TASK:
The answer consists of one number: how many lines of the data below include the string "Queues".

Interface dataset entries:

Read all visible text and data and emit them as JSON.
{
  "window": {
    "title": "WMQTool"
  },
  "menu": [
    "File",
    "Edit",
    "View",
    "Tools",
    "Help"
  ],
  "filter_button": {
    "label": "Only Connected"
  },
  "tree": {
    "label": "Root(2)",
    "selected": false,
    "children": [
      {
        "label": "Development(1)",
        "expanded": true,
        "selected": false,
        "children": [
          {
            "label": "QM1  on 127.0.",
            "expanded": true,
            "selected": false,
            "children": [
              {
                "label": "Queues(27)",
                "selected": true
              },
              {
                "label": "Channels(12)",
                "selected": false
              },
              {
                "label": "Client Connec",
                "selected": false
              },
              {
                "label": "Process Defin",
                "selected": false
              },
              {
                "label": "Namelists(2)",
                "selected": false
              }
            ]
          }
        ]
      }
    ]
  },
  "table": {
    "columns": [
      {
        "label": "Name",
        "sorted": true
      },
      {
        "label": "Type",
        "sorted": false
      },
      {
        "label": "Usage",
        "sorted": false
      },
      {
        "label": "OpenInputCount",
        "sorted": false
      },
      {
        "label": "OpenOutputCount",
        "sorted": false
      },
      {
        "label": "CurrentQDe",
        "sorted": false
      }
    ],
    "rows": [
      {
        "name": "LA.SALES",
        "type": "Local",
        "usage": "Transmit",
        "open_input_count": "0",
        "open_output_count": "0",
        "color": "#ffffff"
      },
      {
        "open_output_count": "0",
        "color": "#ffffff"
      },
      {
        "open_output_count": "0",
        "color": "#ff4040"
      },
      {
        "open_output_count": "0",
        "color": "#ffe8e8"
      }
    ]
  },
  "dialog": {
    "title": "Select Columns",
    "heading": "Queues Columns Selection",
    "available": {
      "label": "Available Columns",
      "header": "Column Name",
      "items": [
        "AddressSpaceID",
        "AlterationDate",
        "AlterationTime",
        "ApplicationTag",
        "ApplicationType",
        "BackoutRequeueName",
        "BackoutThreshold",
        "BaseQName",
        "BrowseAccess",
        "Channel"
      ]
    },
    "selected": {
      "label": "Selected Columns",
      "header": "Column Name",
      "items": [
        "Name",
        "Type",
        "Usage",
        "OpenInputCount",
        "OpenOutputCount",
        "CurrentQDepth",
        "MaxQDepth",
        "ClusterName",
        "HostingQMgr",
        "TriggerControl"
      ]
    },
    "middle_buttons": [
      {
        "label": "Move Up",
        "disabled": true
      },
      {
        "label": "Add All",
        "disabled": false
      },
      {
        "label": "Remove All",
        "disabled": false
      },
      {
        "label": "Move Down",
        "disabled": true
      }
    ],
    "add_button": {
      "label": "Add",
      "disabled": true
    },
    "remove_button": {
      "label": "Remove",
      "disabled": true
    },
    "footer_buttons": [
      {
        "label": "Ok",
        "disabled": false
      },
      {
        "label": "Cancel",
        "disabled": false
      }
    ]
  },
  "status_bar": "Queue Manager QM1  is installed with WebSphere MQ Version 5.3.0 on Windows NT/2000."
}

ANSWER BOX:
2